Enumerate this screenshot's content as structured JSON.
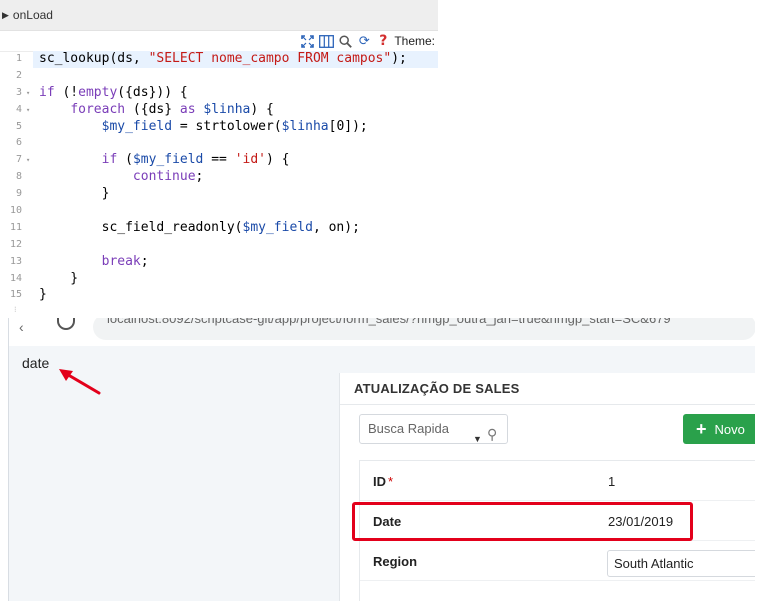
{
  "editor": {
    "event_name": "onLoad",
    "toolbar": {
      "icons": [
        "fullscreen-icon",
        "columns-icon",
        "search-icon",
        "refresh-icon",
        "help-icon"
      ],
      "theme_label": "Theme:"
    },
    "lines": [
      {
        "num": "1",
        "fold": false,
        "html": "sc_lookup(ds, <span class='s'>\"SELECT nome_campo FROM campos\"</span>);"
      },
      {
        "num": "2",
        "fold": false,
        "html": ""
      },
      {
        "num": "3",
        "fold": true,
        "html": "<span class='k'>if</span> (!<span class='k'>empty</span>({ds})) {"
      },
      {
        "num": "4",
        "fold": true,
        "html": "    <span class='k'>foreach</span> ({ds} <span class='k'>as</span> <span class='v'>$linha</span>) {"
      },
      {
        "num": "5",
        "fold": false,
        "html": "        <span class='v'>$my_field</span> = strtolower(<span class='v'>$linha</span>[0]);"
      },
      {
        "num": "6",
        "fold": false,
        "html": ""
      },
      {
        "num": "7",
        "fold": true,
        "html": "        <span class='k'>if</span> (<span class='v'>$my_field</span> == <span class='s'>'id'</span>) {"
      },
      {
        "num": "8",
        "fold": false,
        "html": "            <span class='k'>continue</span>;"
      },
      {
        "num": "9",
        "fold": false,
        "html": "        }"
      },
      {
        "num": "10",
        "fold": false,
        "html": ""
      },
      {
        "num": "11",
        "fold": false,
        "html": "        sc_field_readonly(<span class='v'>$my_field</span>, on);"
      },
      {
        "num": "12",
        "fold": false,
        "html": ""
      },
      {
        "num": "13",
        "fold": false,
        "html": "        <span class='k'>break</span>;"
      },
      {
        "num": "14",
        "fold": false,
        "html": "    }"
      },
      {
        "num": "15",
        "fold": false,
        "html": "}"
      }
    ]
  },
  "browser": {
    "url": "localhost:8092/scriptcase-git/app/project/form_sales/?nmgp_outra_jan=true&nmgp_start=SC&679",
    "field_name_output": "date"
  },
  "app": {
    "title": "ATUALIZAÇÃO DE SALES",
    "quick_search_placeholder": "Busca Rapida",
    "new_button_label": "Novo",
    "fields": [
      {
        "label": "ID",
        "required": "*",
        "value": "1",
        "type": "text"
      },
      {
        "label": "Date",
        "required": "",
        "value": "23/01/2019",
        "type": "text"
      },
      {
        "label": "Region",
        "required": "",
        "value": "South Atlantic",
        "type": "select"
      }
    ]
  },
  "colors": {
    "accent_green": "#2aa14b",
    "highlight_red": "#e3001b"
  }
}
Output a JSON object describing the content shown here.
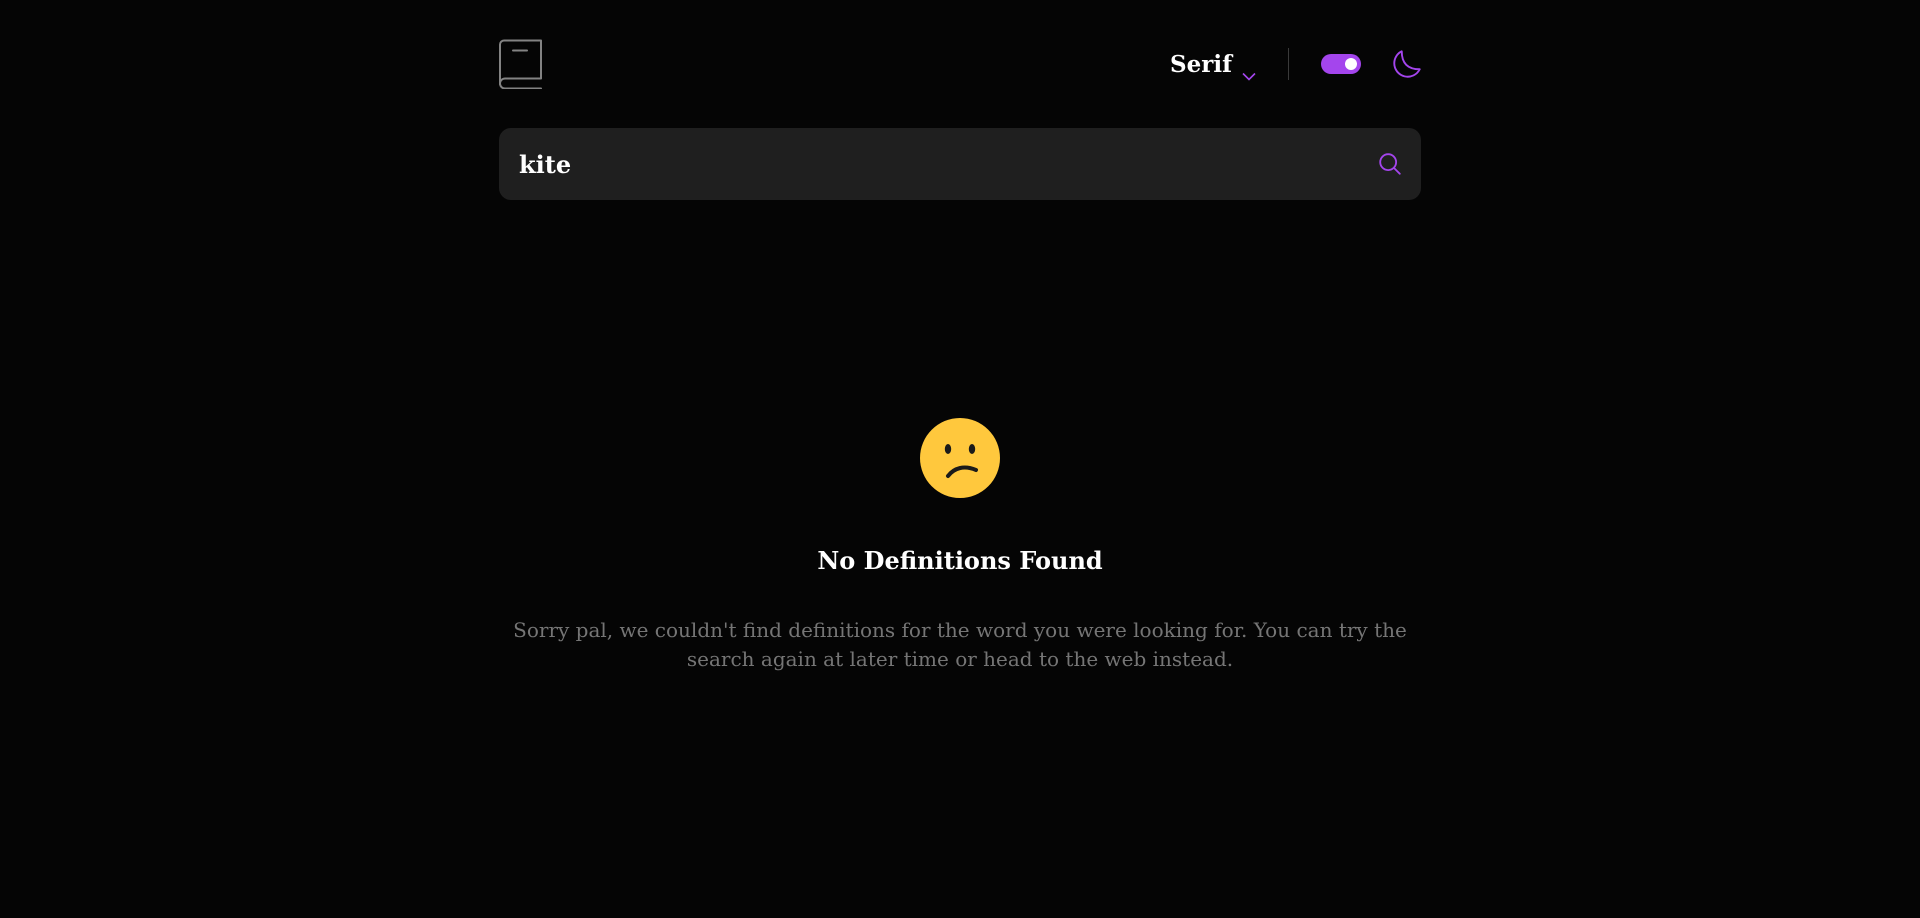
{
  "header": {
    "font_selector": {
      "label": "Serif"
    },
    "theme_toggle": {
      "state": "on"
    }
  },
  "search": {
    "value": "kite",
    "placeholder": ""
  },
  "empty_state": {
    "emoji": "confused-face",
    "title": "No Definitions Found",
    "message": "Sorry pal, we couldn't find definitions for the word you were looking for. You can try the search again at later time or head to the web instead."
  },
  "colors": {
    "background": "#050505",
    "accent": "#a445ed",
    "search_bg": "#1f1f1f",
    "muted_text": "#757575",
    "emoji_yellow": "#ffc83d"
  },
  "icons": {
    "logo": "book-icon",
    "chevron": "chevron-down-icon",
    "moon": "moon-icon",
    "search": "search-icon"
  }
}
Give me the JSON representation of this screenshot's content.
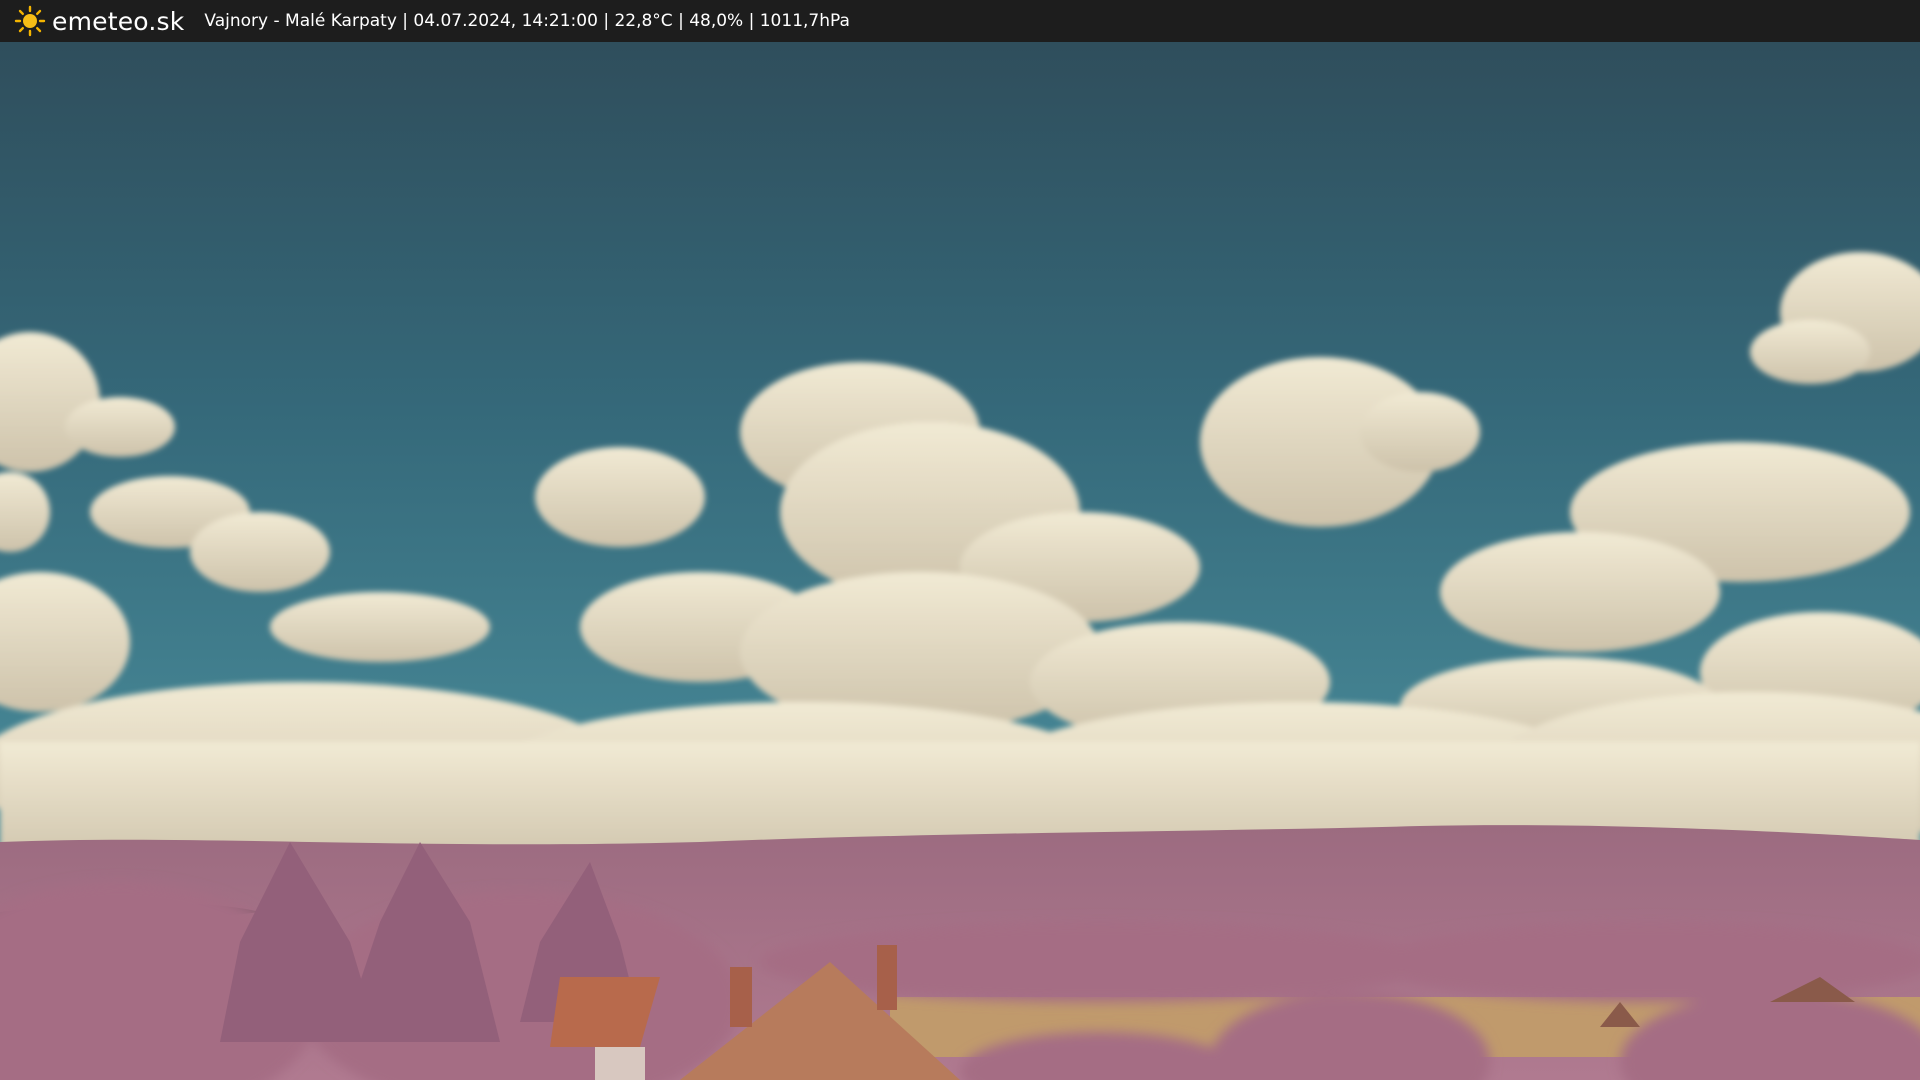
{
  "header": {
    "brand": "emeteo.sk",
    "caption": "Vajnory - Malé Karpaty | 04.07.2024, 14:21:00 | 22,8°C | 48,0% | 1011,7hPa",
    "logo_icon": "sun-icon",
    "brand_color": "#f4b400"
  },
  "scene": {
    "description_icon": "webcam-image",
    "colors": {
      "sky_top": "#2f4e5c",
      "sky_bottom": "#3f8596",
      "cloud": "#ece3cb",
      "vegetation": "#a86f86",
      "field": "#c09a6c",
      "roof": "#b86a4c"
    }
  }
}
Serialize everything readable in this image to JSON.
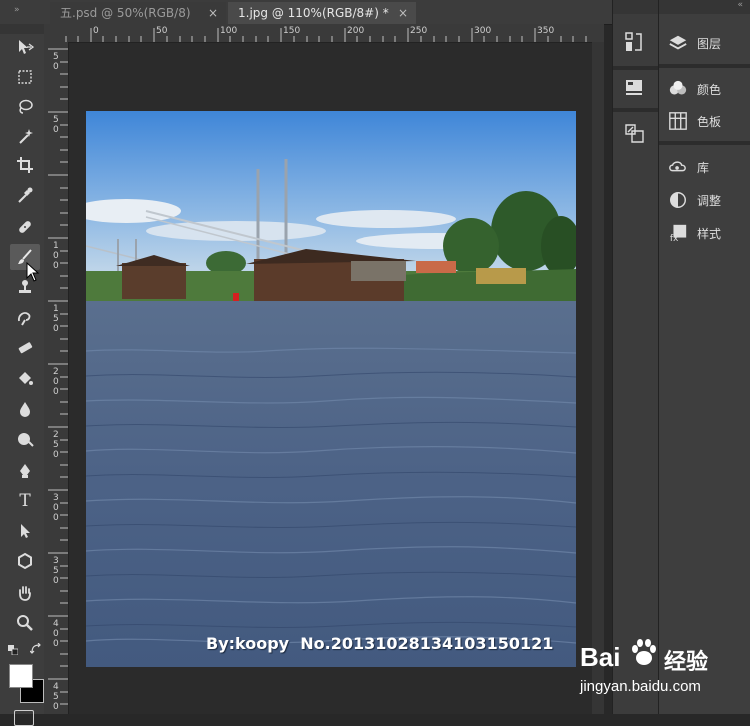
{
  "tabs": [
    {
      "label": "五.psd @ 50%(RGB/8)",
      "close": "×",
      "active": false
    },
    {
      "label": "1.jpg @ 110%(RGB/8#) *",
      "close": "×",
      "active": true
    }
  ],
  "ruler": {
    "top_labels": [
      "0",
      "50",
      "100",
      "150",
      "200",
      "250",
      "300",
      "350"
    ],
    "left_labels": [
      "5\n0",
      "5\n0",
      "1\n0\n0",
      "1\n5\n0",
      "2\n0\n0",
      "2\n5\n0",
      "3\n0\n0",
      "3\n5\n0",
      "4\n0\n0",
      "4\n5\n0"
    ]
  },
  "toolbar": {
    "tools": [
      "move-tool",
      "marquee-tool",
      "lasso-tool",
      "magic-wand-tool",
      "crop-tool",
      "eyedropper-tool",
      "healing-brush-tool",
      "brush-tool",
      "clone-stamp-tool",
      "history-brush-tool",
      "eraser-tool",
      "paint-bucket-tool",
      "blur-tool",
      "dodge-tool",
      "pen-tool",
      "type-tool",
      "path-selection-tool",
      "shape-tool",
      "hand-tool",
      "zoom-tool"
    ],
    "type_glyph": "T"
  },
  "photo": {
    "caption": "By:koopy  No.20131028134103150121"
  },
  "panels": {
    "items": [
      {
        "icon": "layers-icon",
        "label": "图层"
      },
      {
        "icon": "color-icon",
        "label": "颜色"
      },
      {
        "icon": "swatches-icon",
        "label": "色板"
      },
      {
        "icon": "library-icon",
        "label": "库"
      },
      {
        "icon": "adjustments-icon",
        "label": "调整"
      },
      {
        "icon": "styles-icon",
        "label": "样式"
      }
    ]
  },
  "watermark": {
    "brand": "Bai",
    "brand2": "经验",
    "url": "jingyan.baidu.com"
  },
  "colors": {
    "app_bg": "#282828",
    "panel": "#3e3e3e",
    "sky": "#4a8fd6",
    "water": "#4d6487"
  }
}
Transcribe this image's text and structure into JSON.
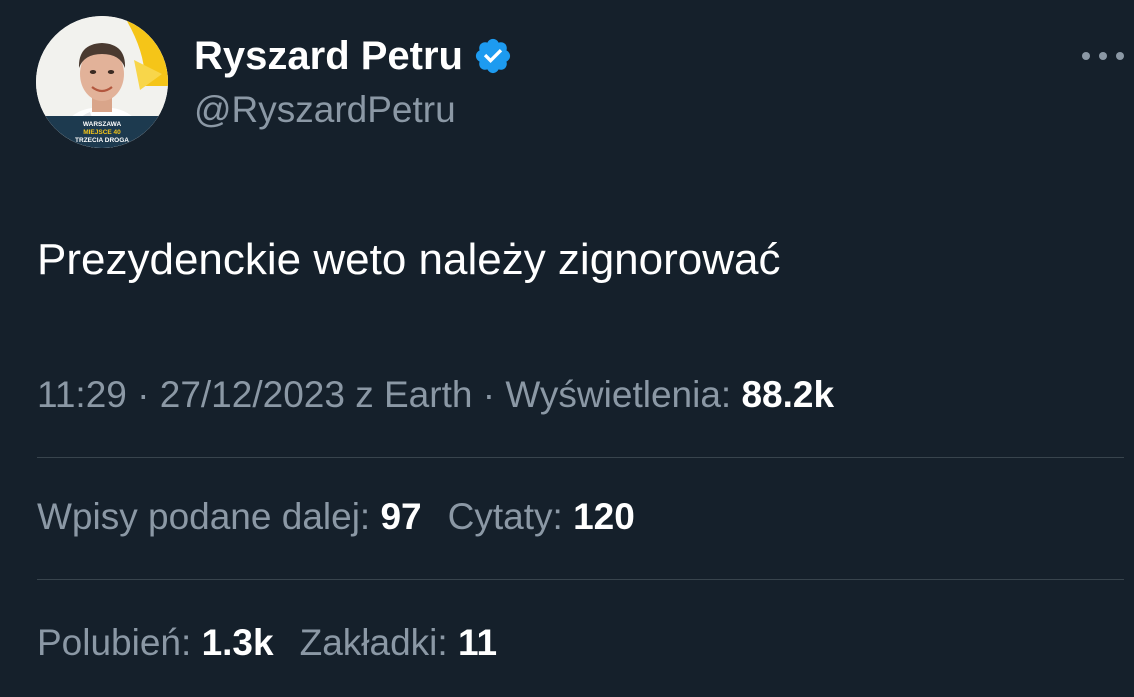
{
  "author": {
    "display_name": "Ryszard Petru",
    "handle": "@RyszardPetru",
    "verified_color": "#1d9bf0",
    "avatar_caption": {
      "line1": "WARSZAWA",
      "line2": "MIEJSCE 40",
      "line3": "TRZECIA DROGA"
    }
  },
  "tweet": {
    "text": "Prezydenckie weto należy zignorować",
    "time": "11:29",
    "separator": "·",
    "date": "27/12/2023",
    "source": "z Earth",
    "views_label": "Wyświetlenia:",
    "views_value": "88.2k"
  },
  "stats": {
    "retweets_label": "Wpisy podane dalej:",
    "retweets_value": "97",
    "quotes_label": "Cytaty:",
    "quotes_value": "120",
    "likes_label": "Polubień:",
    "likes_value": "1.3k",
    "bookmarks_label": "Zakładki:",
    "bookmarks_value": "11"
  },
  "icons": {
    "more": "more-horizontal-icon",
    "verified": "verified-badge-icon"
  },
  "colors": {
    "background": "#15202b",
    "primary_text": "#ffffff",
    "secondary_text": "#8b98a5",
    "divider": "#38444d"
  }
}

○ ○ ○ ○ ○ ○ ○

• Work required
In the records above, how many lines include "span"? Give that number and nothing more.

• Result of the exercise
8